**TASK DESCRIPTION**: Among the entries below, find every line that contains the string "FullStack", then copy it.
### PROVIDED RECORDS
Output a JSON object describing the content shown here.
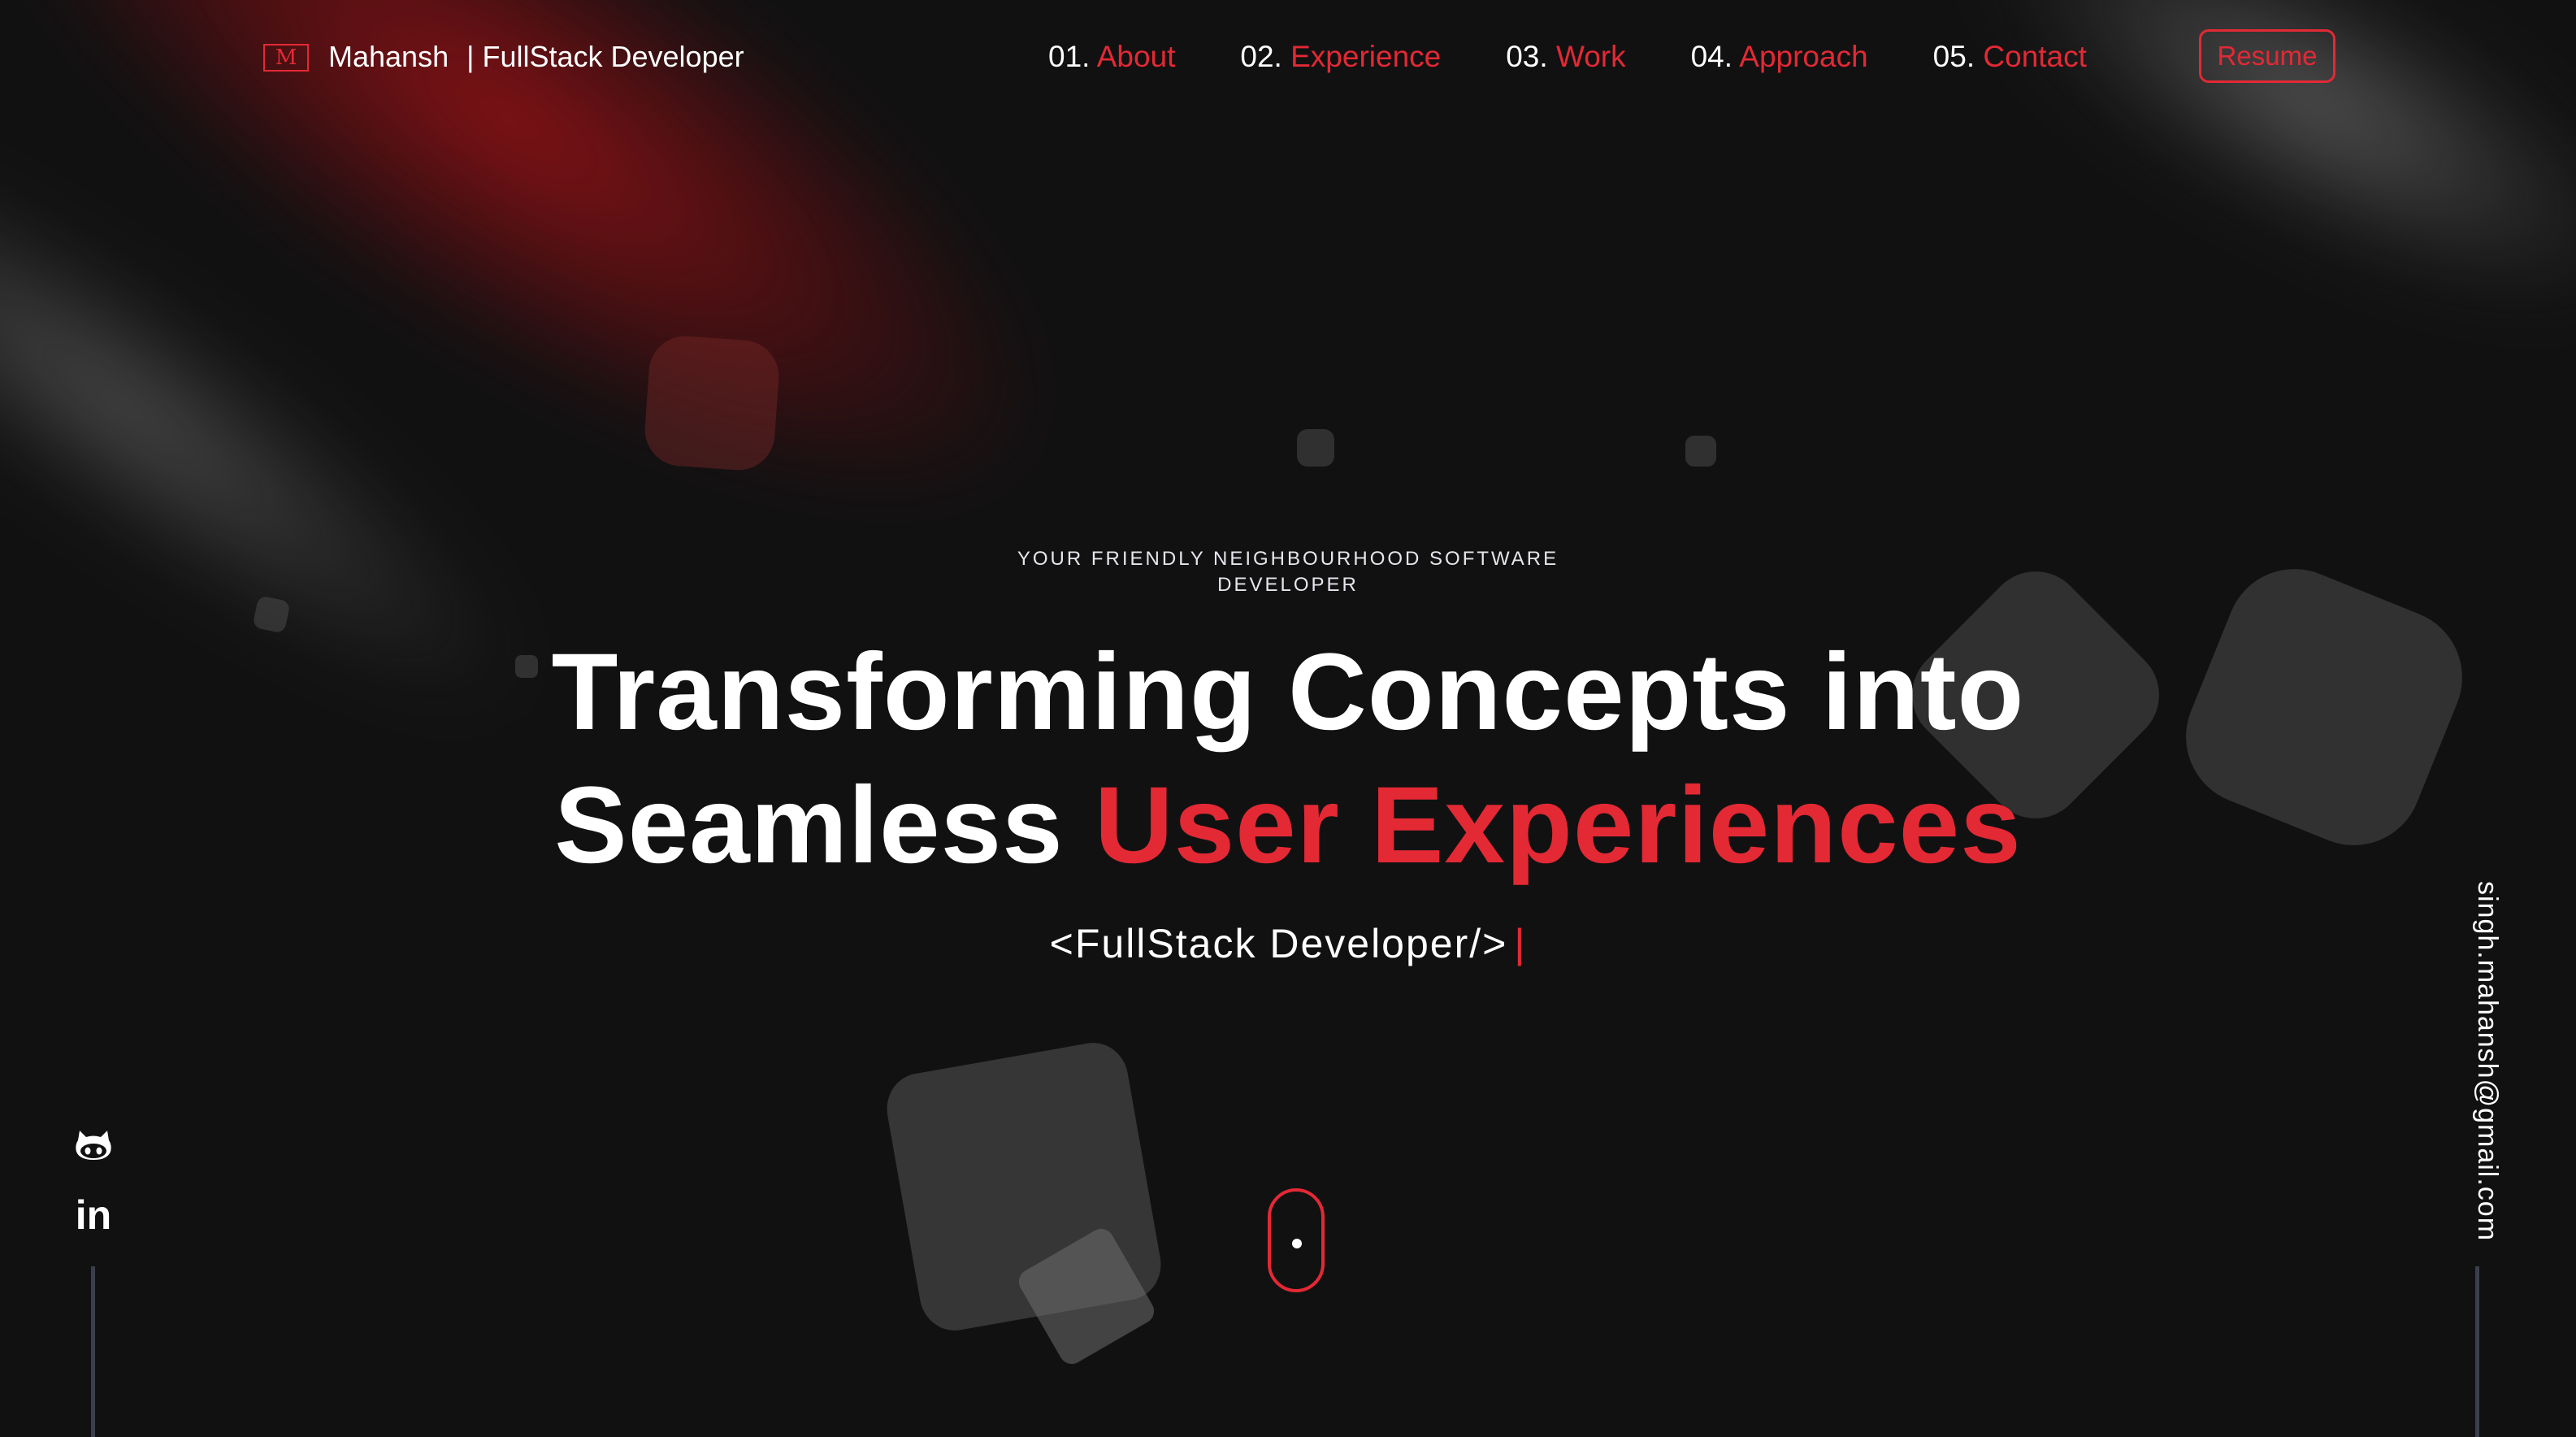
{
  "header": {
    "logo_letter": "M",
    "brand_name": "Mahansh",
    "brand_tagline": "| FullStack Developer",
    "nav": [
      {
        "num": "01.",
        "label": "About"
      },
      {
        "num": "02.",
        "label": "Experience"
      },
      {
        "num": "03.",
        "label": "Work"
      },
      {
        "num": "04.",
        "label": "Approach"
      },
      {
        "num": "05.",
        "label": "Contact"
      }
    ],
    "resume_label": "Resume"
  },
  "hero": {
    "eyebrow": "YOUR FRIENDLY NEIGHBOURHOOD SOFTWARE DEVELOPER",
    "headline_line1": "Transforming Concepts into",
    "headline_line2_plain": "Seamless ",
    "headline_line2_accent": "User Experiences",
    "subline": "<FullStack Developer/>",
    "cursor": "|"
  },
  "sidebar": {
    "email": "singh.mahansh@gmail.com",
    "linkedin_label": "in"
  },
  "icons": {
    "github": "github-icon",
    "linkedin": "linkedin-icon",
    "scroll": "mouse-scroll-icon"
  },
  "colors": {
    "accent": "#e32934",
    "background": "#111112",
    "text": "#ffffff"
  }
}
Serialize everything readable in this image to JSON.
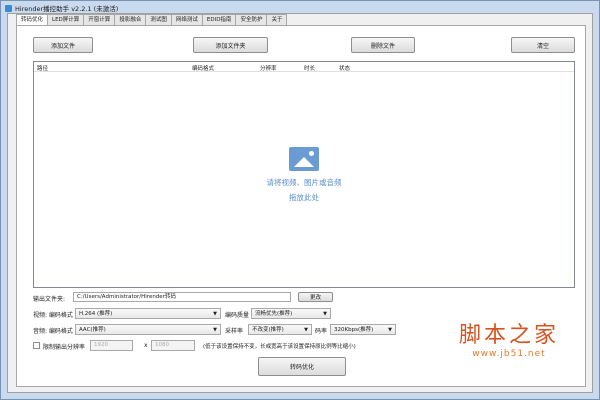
{
  "window": {
    "title": "Hirender播控助手 v2.2.1 (未激活)"
  },
  "tabs": [
    "转码优化",
    "LED屏计算",
    "开窗计算",
    "投影融合",
    "测试图",
    "网络测试",
    "EDID指南",
    "安全防护",
    "关于"
  ],
  "toolbar": {
    "add_file": "添加文件",
    "add_folder": "添加文件夹",
    "delete_file": "删除文件",
    "clear": "清空"
  },
  "list": {
    "columns": [
      "路径",
      "编码格式",
      "分辨率",
      "时长",
      "状态"
    ],
    "drop_hint_1": "请将视频、图片或音频",
    "drop_hint_2": "拖放此处"
  },
  "output": {
    "label": "输出文件夹:",
    "path": "C:/Users/Administrator/Hirender转码",
    "change": "更改"
  },
  "video": {
    "label": "视频: 编码格式",
    "codec": "H.264 (推荐)",
    "quality_label": "编码质量",
    "quality": "流畅优先(推荐)"
  },
  "audio": {
    "label": "音频: 编码格式",
    "codec": "AAC(推荐)",
    "rate_label": "采样率",
    "rate": "不改变(推荐)",
    "bitrate_label": "码率",
    "bitrate": "320Kbps(推荐)"
  },
  "resolution": {
    "label": "限制输出分辨率",
    "width": "1920",
    "x": "x",
    "height": "1080",
    "note": "(低于该设置保持不变，长或宽高于该设置保持原比例等比缩小)",
    "checked": false
  },
  "convert": "转码优化",
  "watermark": {
    "name": "脚本之家",
    "url": "www.jb51.net"
  }
}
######
**EXERCISE SOLUTION**:
    "brand_tagline": "| FullStack Developer",
    "subline": "<FullStack Developer/>",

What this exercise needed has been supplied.